=== The data ===

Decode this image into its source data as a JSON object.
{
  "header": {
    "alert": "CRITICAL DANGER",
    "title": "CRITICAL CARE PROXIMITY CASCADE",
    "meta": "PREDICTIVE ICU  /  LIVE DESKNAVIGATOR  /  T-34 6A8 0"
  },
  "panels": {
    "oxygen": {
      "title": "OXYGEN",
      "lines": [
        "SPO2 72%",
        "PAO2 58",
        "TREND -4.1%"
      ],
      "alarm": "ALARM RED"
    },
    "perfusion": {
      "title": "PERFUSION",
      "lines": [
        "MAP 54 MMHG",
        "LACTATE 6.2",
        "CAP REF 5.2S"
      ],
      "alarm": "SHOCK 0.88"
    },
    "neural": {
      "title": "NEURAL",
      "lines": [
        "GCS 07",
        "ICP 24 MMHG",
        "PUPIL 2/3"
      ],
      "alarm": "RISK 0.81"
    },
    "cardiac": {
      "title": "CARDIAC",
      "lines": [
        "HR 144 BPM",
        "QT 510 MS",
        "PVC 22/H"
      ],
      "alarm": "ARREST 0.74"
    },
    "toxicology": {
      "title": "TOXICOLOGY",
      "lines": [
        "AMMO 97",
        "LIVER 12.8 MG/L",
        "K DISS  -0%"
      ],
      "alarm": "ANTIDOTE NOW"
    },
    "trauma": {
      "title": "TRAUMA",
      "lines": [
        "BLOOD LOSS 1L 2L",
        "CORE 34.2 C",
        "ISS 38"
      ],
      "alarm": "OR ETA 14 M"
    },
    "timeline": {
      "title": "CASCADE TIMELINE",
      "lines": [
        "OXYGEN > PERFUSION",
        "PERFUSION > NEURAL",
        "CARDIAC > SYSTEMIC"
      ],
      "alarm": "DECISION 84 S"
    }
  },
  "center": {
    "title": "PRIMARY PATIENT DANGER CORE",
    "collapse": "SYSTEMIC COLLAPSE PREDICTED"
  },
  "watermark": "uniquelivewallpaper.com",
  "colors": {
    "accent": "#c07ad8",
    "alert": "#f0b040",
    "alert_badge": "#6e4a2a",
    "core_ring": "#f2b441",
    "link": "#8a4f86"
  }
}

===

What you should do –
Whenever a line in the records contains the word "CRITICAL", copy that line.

Answer to the problem –
    "alert": "CRITICAL DANGER",
    "title": "CRITICAL CARE PROXIMITY CASCADE",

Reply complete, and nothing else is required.